(Data for analysis begins)

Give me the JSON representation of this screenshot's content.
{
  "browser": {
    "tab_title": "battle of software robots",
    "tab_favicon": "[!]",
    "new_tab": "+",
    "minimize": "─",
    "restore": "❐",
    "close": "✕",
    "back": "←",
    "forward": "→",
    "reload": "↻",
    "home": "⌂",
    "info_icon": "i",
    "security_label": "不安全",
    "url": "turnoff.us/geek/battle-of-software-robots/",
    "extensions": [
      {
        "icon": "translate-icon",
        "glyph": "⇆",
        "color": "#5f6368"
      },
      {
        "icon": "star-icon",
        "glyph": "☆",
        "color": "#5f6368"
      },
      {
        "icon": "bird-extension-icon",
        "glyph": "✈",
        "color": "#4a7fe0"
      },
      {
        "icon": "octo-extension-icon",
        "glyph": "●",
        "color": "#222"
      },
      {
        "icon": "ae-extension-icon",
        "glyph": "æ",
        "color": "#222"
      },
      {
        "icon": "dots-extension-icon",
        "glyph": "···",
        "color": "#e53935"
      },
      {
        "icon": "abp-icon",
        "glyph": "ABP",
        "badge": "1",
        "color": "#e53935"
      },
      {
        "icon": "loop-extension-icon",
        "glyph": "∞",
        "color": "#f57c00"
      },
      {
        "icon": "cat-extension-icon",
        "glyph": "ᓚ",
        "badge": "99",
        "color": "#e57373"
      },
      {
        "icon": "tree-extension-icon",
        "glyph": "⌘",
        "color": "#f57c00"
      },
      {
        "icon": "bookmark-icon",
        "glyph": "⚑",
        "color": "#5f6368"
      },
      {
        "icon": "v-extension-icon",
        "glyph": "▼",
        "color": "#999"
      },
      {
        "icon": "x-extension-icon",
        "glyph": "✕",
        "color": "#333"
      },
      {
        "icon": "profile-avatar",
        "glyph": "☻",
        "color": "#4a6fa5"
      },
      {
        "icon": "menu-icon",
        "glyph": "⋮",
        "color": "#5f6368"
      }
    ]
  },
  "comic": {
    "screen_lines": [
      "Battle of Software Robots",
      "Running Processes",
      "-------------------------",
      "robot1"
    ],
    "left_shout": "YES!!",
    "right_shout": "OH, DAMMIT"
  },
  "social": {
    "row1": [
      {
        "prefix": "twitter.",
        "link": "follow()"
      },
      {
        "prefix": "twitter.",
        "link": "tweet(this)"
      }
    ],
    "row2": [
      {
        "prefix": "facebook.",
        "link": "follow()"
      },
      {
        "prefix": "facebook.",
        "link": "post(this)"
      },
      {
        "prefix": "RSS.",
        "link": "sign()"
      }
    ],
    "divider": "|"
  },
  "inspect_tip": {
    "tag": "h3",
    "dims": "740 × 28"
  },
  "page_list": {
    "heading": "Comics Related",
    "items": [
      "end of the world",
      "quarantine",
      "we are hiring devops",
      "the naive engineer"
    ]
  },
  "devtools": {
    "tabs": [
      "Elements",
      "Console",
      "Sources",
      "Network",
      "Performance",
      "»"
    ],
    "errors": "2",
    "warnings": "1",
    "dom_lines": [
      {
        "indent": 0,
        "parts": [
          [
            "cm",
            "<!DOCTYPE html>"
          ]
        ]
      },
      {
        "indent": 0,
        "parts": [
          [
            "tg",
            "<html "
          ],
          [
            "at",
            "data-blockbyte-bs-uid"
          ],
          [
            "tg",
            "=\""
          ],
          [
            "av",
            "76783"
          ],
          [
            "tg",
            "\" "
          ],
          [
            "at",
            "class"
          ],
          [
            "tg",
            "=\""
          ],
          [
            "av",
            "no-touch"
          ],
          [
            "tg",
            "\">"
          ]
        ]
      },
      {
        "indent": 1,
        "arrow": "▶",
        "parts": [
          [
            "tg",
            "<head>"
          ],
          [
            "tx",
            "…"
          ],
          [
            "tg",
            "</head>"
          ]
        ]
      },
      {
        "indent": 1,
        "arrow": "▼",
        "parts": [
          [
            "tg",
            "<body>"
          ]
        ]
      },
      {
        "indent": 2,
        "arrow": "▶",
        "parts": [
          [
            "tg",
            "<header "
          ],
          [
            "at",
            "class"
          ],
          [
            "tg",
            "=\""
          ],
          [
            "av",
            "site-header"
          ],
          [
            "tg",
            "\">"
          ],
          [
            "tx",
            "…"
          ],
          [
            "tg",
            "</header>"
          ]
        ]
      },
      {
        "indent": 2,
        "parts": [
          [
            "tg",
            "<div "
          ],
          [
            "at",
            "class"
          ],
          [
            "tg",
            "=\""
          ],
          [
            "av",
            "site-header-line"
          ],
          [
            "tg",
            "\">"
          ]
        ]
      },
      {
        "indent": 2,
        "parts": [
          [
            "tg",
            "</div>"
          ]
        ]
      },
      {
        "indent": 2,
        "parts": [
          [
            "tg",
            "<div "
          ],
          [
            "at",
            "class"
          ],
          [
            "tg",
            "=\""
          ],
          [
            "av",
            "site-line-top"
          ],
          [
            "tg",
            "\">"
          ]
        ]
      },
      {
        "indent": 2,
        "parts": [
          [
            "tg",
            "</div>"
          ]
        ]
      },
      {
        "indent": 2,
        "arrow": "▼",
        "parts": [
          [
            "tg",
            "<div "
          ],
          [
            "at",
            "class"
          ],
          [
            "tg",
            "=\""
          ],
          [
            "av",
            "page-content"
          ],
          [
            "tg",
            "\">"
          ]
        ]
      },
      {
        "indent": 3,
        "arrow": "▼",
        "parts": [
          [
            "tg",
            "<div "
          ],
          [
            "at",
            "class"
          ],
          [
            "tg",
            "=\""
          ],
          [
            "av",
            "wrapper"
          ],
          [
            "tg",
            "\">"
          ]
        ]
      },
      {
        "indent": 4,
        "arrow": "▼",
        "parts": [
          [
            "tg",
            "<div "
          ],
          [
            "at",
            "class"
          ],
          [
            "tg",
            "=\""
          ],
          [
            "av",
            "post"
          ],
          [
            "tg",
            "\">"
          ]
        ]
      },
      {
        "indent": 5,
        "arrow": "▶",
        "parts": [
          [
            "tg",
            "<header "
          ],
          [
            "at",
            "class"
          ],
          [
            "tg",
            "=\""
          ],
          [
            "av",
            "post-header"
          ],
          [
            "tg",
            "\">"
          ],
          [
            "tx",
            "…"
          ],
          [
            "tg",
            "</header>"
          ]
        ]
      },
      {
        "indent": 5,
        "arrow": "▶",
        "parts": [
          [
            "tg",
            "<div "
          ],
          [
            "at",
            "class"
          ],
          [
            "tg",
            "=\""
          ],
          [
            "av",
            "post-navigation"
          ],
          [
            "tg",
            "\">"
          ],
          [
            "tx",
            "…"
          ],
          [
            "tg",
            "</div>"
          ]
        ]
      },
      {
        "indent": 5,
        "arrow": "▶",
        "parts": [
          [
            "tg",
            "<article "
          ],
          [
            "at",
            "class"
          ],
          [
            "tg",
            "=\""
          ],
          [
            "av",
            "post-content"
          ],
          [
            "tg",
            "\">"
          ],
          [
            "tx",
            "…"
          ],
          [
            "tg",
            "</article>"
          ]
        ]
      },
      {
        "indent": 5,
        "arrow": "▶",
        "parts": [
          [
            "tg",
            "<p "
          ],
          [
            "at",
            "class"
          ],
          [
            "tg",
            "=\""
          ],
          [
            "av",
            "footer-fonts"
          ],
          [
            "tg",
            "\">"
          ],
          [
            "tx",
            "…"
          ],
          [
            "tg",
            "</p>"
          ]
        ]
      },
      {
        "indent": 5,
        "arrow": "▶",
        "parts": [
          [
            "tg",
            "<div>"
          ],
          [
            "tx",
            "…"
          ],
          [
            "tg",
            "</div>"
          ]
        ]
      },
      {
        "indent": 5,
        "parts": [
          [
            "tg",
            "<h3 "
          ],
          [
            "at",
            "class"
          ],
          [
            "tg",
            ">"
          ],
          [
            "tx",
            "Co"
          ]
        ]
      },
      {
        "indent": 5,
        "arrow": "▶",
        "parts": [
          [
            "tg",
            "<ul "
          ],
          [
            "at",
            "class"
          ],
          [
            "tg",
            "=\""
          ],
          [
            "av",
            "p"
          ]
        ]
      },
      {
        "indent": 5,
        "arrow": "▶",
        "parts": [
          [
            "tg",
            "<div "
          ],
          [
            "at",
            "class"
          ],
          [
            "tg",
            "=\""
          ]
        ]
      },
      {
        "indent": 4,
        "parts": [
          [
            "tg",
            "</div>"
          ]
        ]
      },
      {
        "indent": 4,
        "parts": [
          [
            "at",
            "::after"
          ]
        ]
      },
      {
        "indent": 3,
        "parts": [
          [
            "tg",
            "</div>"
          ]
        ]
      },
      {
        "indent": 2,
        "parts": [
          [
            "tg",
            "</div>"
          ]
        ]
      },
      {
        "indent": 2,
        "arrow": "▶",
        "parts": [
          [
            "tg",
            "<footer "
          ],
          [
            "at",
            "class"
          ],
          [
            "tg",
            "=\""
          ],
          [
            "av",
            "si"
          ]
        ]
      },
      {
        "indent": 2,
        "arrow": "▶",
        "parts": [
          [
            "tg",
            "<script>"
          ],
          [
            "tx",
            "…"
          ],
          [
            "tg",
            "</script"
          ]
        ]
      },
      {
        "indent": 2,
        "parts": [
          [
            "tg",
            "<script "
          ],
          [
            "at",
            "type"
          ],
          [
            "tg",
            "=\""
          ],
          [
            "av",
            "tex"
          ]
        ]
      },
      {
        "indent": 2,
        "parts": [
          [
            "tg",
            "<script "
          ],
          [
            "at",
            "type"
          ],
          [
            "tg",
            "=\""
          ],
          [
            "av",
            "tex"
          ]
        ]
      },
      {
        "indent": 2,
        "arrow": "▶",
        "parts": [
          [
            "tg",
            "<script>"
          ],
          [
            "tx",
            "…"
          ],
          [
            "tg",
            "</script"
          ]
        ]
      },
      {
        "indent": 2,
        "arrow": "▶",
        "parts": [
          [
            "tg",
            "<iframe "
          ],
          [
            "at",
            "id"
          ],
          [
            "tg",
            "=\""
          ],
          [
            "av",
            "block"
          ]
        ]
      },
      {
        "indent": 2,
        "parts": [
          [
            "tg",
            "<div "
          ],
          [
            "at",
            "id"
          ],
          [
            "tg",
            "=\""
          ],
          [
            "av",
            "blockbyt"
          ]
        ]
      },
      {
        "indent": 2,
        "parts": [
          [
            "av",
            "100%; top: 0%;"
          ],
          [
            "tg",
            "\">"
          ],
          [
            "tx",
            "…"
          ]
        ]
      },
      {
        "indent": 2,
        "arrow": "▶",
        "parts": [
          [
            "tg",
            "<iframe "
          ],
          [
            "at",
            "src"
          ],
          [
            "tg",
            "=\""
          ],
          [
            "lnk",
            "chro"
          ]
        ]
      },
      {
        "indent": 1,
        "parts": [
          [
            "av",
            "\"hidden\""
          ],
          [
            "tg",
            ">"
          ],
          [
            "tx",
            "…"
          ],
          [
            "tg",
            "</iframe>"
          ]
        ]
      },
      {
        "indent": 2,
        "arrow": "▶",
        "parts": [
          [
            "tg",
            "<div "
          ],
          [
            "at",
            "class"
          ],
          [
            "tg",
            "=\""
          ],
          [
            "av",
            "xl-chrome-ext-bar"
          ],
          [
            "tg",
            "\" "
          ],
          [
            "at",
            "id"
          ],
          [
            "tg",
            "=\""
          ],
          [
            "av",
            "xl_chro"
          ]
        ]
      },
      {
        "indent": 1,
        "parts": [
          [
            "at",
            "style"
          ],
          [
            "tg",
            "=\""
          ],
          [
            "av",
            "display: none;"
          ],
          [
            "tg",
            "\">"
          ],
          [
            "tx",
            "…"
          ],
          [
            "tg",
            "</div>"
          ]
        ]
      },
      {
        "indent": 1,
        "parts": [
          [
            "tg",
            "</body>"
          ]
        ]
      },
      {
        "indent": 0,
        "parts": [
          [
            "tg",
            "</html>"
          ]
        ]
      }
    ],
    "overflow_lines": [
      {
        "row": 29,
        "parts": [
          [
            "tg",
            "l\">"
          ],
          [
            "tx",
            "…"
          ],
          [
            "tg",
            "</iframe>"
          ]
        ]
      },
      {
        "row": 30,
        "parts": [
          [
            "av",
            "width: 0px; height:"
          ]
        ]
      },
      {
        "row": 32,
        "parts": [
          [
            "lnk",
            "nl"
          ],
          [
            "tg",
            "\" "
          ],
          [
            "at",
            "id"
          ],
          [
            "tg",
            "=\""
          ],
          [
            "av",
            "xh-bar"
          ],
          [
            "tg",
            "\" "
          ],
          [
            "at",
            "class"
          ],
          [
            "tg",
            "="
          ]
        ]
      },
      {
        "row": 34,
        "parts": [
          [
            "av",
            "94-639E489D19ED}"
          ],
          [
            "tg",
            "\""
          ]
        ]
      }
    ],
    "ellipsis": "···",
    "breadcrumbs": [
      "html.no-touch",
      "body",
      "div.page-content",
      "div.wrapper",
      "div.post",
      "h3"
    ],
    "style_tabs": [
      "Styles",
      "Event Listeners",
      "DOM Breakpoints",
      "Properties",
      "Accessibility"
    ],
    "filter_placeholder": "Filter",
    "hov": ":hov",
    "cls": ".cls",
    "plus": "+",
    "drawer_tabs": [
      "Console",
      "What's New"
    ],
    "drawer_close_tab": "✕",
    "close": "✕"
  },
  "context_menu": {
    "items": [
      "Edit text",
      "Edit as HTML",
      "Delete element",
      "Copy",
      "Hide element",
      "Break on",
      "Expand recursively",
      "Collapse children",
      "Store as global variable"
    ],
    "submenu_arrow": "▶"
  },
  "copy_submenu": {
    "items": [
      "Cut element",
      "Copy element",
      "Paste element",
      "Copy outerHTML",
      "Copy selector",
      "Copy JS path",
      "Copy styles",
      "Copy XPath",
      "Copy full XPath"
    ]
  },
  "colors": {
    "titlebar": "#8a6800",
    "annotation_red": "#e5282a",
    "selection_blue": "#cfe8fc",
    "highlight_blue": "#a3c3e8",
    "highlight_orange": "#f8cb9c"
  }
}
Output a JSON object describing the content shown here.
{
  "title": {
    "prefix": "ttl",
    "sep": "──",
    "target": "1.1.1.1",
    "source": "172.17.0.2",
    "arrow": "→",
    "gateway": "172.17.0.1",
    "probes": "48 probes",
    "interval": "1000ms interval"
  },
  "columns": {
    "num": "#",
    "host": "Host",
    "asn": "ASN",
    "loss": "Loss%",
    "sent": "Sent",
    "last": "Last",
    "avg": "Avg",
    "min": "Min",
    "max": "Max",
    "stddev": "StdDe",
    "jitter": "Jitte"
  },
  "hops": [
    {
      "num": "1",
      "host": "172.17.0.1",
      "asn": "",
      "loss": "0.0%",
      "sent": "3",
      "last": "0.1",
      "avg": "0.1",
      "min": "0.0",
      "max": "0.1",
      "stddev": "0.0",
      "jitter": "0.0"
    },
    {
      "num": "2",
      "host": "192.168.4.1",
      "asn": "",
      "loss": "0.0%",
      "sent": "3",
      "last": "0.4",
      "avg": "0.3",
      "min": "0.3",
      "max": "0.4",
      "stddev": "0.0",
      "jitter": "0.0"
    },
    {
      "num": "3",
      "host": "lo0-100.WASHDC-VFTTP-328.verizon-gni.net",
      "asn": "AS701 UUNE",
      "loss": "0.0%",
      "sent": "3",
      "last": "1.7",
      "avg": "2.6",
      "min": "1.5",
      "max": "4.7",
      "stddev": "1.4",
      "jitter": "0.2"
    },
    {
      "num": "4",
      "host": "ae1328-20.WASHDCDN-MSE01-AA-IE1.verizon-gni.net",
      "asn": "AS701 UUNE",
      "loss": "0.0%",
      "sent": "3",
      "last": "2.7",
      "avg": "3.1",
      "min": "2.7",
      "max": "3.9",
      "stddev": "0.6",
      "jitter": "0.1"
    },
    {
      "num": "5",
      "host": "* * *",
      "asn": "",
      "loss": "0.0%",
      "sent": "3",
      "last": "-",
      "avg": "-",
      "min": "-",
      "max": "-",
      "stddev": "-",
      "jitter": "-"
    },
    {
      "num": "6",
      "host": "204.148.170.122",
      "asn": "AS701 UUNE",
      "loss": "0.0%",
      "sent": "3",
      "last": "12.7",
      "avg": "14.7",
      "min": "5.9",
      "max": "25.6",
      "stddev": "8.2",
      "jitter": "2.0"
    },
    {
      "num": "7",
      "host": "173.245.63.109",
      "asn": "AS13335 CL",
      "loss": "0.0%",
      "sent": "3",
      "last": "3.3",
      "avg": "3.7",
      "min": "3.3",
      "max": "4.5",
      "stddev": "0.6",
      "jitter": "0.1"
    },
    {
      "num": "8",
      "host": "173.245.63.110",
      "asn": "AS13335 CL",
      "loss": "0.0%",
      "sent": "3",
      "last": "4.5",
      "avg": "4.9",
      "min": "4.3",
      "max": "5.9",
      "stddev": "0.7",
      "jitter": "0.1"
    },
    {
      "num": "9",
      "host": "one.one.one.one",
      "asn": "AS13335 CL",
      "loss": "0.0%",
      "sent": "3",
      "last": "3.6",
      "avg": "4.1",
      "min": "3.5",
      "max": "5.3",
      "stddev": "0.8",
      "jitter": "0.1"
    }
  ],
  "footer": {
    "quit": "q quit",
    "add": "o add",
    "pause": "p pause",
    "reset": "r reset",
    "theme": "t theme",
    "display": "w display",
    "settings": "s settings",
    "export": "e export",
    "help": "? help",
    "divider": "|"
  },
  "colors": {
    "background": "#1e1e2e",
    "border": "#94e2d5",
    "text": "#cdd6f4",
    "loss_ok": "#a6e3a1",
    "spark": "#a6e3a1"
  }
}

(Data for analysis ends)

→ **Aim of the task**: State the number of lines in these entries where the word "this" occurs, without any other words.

→ **Task answer**: 3